◆ What is needed
Where in the data below does the word "nnhớ" appear? Copy every line that has it.

◆ Supplied entries
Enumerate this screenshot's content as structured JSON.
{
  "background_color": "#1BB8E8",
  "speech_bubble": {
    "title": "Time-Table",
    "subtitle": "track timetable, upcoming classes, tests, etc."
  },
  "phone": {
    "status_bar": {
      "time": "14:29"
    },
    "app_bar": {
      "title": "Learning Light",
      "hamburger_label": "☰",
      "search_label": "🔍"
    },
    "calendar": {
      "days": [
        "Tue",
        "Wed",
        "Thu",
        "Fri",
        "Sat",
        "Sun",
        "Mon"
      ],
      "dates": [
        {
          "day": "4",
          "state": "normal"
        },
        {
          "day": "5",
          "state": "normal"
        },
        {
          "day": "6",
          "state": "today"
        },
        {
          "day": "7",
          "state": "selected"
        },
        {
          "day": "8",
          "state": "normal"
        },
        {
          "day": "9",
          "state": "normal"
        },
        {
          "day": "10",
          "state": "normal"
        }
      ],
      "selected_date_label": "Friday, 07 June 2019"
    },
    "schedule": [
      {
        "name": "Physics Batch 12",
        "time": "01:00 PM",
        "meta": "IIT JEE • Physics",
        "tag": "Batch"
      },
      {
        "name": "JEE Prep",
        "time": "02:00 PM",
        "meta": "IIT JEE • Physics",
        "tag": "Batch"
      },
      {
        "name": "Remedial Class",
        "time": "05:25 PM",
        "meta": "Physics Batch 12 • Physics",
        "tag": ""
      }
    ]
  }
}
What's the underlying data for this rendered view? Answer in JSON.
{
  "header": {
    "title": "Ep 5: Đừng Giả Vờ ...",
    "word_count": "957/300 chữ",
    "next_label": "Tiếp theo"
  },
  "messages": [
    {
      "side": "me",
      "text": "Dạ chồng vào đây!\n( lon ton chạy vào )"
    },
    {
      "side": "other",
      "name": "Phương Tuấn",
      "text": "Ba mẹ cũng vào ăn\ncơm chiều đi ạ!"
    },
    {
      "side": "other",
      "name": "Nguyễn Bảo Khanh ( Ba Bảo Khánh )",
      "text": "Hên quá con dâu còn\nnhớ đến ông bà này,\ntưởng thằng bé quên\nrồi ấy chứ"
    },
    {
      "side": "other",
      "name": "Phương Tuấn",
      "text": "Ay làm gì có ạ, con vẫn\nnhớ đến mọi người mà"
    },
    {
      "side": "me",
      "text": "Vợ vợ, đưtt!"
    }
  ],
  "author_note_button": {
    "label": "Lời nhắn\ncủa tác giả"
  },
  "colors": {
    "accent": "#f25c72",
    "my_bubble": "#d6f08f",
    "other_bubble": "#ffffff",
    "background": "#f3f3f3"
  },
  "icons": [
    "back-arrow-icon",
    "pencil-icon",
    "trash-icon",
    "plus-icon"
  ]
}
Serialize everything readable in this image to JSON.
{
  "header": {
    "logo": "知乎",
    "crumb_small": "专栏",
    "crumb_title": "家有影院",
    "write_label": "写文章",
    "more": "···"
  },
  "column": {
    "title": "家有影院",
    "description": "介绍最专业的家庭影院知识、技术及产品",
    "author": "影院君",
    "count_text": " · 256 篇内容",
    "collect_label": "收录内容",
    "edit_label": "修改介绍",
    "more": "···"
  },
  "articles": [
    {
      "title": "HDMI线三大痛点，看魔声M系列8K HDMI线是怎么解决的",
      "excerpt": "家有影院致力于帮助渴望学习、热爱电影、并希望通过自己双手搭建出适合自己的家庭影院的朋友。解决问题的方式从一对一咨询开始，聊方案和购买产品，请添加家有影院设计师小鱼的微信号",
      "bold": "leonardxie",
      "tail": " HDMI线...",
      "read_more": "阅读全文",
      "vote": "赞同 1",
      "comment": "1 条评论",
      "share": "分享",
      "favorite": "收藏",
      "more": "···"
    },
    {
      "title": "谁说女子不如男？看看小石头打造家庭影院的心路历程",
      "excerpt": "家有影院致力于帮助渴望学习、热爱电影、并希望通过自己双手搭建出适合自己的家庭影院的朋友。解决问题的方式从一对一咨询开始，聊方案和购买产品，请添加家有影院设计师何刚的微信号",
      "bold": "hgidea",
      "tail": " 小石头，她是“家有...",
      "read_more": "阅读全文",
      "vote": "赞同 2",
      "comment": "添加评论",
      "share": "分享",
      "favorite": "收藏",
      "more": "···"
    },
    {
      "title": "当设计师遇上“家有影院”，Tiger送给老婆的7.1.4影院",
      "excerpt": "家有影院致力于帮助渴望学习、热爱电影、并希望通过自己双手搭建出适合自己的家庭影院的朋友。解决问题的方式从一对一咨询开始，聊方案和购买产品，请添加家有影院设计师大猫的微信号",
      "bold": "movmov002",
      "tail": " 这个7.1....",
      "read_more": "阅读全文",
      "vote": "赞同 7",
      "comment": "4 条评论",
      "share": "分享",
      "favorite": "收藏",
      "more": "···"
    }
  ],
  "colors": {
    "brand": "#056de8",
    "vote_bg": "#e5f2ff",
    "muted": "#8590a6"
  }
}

◆ Response to the task
      "text": "Hên quá con dâu còn\nnhớ đến ông bà này,\ntưởng thằng bé quên\nrồi ấy chứ"
      "text": "Ay làm gì có ạ, con vẫn\nnhớ đến mọi người mà"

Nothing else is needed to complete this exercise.